> _Your instructions_: Which lines of the entries below contain the string "photo"? Copy each one.

==== Data to use ====

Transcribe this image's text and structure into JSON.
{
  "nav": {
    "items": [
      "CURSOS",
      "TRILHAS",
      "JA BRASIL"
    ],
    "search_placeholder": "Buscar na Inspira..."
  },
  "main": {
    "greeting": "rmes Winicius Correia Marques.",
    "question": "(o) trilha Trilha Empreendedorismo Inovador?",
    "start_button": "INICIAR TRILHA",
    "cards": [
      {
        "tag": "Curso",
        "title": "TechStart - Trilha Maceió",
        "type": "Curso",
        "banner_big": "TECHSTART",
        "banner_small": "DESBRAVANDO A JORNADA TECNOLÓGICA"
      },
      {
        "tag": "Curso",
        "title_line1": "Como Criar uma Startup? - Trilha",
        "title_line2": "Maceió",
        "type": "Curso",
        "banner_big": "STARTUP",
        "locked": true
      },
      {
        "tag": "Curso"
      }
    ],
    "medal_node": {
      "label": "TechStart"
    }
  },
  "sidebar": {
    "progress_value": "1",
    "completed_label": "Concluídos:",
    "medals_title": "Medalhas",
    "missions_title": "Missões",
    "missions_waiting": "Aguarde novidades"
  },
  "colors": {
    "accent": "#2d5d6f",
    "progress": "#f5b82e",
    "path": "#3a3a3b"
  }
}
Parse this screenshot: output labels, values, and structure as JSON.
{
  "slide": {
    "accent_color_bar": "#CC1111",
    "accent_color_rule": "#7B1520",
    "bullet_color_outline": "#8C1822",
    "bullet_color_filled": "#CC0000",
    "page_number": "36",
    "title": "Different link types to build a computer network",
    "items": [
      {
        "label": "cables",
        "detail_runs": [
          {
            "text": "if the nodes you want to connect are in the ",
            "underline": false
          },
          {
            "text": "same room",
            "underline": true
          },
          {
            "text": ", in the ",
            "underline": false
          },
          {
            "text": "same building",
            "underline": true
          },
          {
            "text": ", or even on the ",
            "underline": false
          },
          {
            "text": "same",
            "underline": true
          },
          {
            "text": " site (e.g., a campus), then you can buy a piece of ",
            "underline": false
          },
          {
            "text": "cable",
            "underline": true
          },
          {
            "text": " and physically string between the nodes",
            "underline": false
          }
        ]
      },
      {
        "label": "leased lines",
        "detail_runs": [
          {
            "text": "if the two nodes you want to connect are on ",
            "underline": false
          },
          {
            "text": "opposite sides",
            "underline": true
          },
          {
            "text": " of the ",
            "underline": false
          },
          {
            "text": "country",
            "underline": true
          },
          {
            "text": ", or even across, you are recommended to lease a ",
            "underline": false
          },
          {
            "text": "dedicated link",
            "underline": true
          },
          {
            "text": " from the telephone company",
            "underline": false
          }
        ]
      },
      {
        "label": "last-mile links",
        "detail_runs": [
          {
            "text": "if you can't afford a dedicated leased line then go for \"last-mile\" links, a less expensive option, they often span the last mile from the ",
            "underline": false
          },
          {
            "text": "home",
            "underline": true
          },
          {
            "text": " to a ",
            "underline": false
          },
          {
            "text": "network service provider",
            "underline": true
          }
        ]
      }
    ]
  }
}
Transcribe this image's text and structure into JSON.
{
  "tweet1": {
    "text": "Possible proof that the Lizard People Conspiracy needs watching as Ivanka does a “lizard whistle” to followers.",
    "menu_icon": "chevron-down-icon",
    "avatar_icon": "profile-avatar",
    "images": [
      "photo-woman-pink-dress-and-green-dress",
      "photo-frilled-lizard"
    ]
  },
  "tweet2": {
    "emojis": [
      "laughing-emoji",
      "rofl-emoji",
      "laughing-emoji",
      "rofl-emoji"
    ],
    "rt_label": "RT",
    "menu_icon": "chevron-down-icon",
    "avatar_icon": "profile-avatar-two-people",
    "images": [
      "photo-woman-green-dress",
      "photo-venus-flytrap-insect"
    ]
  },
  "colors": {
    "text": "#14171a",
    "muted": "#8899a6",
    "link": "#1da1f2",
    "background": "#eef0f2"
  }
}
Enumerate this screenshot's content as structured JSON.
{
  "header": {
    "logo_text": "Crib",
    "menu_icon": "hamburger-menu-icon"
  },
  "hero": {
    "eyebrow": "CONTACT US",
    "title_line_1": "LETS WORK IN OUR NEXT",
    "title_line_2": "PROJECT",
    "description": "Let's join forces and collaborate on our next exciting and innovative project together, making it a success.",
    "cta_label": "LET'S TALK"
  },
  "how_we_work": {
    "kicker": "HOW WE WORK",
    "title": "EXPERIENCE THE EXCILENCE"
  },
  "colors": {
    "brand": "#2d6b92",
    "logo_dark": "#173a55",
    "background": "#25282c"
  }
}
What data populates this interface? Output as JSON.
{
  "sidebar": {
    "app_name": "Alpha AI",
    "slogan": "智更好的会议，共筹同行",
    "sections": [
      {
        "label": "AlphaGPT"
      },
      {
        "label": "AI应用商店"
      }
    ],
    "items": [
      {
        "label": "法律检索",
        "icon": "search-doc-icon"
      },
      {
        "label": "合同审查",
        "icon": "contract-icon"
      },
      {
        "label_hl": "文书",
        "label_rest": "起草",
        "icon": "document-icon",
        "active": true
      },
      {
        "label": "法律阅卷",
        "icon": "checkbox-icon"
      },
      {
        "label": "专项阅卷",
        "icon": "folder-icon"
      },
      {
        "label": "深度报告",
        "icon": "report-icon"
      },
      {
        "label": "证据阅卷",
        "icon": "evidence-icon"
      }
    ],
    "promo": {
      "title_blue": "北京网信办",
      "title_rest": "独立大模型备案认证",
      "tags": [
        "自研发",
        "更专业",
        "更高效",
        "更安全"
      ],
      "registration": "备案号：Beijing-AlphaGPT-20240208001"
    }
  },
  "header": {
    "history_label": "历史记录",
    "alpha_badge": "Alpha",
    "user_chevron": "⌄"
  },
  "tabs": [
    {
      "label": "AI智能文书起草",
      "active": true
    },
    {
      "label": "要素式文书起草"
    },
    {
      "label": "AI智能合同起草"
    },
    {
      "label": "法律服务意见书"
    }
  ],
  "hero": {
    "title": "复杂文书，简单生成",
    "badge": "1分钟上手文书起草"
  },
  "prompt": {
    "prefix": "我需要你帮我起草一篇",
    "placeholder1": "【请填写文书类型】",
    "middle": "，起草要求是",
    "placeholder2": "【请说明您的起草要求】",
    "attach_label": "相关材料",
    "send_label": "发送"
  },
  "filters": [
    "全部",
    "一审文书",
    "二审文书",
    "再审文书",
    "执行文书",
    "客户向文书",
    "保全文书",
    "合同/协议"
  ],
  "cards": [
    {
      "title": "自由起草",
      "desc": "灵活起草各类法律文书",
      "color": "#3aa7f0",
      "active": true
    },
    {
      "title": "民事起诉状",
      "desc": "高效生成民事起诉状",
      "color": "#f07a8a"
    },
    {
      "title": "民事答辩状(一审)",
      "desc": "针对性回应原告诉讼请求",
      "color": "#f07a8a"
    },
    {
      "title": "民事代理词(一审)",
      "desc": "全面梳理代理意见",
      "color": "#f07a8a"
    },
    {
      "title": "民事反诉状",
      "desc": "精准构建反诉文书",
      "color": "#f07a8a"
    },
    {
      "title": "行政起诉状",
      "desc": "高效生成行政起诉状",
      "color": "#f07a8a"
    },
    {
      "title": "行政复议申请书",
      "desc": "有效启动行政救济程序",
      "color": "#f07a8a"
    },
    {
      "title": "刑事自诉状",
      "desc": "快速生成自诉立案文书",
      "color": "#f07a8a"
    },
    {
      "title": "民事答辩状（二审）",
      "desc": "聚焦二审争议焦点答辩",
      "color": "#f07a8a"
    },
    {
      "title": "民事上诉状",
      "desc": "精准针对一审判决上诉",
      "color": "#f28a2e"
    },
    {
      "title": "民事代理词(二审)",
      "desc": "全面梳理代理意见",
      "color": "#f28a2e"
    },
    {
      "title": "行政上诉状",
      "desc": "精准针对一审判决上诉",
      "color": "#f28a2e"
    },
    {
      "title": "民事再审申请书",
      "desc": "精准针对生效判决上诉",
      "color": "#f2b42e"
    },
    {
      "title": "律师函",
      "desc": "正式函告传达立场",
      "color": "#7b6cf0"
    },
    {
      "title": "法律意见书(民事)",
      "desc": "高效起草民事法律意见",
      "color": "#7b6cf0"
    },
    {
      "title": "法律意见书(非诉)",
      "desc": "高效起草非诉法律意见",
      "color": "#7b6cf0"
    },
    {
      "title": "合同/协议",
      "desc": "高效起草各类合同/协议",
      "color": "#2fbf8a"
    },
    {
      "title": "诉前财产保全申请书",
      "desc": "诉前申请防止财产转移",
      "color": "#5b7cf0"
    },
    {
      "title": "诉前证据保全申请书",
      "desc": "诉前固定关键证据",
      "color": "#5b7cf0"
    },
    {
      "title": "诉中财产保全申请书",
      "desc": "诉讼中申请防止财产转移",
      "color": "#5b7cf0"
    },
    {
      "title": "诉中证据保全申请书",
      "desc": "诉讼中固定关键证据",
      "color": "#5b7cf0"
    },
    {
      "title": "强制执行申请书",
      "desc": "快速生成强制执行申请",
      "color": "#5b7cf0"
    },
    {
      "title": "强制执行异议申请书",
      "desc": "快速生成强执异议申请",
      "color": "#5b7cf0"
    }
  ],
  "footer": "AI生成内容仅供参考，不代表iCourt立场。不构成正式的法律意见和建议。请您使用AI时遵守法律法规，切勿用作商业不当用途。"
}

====

> _Task solution_:
      "photo-woman-pink-dress-and-green-dress",
      "photo-frilled-lizard"
      "photo-woman-green-dress",
      "photo-venus-flytrap-insect"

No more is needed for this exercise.